Sunday, June 10, 2012

Password Security and Hash Slippage

The massive losses of password hashes at LinkedIn [1], eHarmony [2] and [3] are very concerning, to say the least. These are companies that are generally perceived as technology leaders, particularly LinkedIn. Also, as far as I now, eHarmony and LinkedIn are Java/JVM shops. Just some data that I gathered today regarding the scope of the issue:
  • - presumably up to 17 million lost hashes - Algorithm used: MD5 - Hashes were Not salted
  • eHarmony - 1.5 million hashes - MD5 - No salted - All upper-case-passwords
  • LinkedIn - 6.5 million hashes - SHA1 - Not salted
Some of the leaks supposedly happened as far back as 2011. Here is some further background information: 
What is quite amazing to me, is that the basic measures that would prevent the cracking of the hashes, like better hash algorithms, salting, re-hashing are not rocket science. There is even a very nice library [4] out there that does it for you and it even hooks into e.g. Spring Security [5] - Not even Java coding is necessary.

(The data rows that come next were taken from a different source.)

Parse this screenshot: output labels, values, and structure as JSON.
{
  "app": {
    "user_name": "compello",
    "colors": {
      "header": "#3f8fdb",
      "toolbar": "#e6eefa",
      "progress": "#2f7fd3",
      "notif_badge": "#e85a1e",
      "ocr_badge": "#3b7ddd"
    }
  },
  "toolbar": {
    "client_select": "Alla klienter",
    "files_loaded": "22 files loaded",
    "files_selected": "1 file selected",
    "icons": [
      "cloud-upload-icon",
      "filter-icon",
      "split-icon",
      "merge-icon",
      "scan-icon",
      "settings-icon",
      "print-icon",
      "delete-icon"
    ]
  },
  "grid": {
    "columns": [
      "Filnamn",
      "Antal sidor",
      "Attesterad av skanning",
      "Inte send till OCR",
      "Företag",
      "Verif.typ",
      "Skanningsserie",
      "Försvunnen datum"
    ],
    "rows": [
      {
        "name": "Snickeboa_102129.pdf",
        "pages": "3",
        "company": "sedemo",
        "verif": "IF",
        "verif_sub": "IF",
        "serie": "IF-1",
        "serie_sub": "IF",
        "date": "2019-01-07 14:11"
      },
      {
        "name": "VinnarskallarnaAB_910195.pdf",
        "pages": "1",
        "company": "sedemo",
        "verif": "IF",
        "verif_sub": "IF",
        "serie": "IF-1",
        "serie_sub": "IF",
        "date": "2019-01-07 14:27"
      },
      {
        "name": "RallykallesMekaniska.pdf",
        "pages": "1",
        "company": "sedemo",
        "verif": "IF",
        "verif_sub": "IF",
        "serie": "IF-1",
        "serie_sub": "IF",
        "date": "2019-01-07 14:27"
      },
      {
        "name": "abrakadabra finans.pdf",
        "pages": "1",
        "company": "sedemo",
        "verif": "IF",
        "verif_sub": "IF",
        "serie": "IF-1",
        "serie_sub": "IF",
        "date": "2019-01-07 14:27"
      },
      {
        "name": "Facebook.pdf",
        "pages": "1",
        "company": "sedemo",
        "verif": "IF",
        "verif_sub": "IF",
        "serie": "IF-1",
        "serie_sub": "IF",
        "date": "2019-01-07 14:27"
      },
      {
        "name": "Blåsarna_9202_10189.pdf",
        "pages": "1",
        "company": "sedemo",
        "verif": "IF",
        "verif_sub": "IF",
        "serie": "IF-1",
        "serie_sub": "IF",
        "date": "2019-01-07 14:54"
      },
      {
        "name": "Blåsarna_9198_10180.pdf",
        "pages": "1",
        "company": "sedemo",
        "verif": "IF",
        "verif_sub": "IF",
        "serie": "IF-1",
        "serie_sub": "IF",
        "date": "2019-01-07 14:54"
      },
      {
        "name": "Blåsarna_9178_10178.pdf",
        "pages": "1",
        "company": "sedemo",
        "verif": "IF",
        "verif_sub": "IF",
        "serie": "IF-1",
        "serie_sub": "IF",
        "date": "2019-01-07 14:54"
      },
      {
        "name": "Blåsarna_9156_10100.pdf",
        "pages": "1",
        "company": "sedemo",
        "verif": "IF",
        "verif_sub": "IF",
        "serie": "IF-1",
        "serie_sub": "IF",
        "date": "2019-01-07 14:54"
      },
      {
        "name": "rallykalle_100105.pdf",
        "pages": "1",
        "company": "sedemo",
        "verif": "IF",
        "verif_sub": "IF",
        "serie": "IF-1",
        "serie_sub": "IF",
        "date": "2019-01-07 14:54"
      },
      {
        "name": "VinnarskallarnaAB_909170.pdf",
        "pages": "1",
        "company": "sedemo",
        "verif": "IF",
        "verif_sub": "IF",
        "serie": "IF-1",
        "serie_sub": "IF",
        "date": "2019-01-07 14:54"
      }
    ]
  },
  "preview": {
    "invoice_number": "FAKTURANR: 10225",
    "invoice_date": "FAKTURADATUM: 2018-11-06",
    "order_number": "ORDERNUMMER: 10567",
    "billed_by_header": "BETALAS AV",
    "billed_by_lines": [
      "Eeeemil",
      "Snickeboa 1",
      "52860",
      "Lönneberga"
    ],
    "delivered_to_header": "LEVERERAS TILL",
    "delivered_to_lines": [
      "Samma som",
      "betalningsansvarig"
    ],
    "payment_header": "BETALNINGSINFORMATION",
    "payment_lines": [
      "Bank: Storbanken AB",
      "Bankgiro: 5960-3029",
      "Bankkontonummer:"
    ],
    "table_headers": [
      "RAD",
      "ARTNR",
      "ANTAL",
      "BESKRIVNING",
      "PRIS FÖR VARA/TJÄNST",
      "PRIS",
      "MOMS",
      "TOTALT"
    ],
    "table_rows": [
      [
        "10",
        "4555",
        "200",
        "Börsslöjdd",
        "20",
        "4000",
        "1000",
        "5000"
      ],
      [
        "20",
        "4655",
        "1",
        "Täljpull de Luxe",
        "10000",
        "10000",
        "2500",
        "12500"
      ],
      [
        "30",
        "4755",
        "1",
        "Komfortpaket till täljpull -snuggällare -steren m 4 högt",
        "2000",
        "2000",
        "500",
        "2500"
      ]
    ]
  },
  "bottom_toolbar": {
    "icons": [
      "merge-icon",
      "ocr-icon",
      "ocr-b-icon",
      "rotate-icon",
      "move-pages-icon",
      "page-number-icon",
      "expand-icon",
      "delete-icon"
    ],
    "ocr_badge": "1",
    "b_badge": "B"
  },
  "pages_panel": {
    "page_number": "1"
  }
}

I just wonder how the hackers got access to the hashes in the first place...I could not find any information on that, yet. Maybe another juicy story...